Don King, maybe. A brash entrepreneur who seems to have learned modesty at the knee of Muhammad AN, Jay King jokingly tops off a self-rhapsodizing soliloquy with the phrase "Am I a stud or what!?" Even Warner Bros., the record company that released Club Nouveau's debut LP, Life, Love & Pain, reportedly tired of his nonstop self-promotion one day and had him removed from the company's Los Angeles offices. That the ban hasn't been permanent may be attributable to a couple of large, profitable facts: Life, Love & Pain has sold more than 1 million copies, and the band's single, Lean on Me—a funked-up remake of Bill Withers' 1972 hit—more than 6 million. Not bad for a bunch of anonymities. In addition to background singer King, 24, Club Nouveau includes vocalists Valerie Watson, 23, and Samuelle Prater, 20, and producer-musicians Thomas McElroy, 23, and Denzil Foster, 24—who hail from Northern California.

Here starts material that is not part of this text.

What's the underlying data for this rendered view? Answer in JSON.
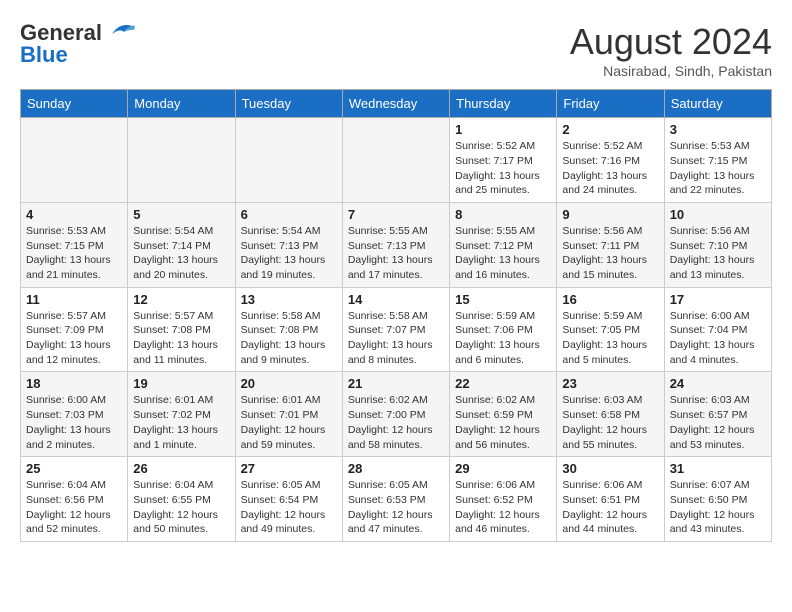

"Jay has as long a line of BS as anybody I've ever known," says Benny Medina, a Warner's executive who fell for King's line, signed him up and agreed to let King have his own label, King Jay Records. "He can be a nuisance, but he has never failed to do a single thing he promised. He even promised us a platinum album, and I'll be damned if he didn't deliver that, too."
Although King sings and dances with the group, his principal roles seem to be that of guiding spirit and chief tub-thumper. "Jay isn't always there for all of the recording," says Watson, a Stanford University graduate in mathematics who doubles as the Club's bookkeeper. Yet he has final say over the band's music because she says, "he is very in touch with the sounds on the street."
By his own account King has spent a lot of time on the street. The son of a city worker and a registered nurse, he grew up in rural Oroville, Calif., ran away from home at 14 and dropped out of school in 11th grade. "Kids used to laugh at me in high school, and I was voted 'Most Unlikely To Succeed,' " he says. "After I dropped out, I lived on the streets or in shelters or just stayed with friends. I panhandled to get money for food." At 18, he joined the Air Force and was stationed in Anchorage, where, he says, he was discharged in 1982 after scuffling with an officer. Unlikely jobs as a "political consultant" and Alaskan legislative page followed, as well as work as a concert promoter and robotic dancer in his own troupe, Close Encounters of the Funkiest Kind.
Back in the Bay Area by 1985, King connected with a local rap group called the Timex Social Club, whose song, Rumors, would become a surprise hit of 1986. "I sold my furniture and car to finance the recording and pressing," says King, whose indefatigable promotional efforts—King can name dozens of major-market radio stations by their call letters—helped Rumors become a Top 10 million-seller. When King and the band parted company, Watson, a Timex singer, followed him. "It was clear to me that the success of Timex was due mainly to Jay," she says. "I don't think they saw all the promo work he did to make it happen. They were dumb."
After forming Club Nouveau last spring and recording a Rumors sound-alike single, Jealousy, King shopped the tape to a dozen record companies. "I thought I was somebody," he says. "They said I wasn't. They thought I was too young, too black, and they didn't like the way I talked. They laughed at me. They treated me like a chump. They said there was no way what I was doing would ever happen. Well, I proved them wrong, didn't I?"
For an encore King hopes to make a film, tentatively titled Just Watch the Movie. He also plans to develop acts for his King Jay label, tour with Club Nouveau, which is booked as the opening act for Madonna
's summer tour, and produce some cuts on LaToya Jackson's next LP. He says he isn't daunted by the challenge to repeat his initial success. "Some people don't know how to win," he says. "I don't know how to lose. I'm here and I ain't leaving."
- Carl Arrington.
Slouched regally in a hotel suite, Jay King is, as always, eager to deliver his rap about the revolutionary new force in popular music: himself. King and his band, Club Nouveau, will soon make the world forget, he says, all who came before. "Thanks to us there is a new thing, a new vibe," he proclaims. "Most acts, especially black acts that established themselves in the '60s and '70s, are ready to get their asses kicked out. It is a new day." While Lionel Richie rolls over to tell Michael Jackson the news, King crows on: "Prince is the Prince, but I am the King."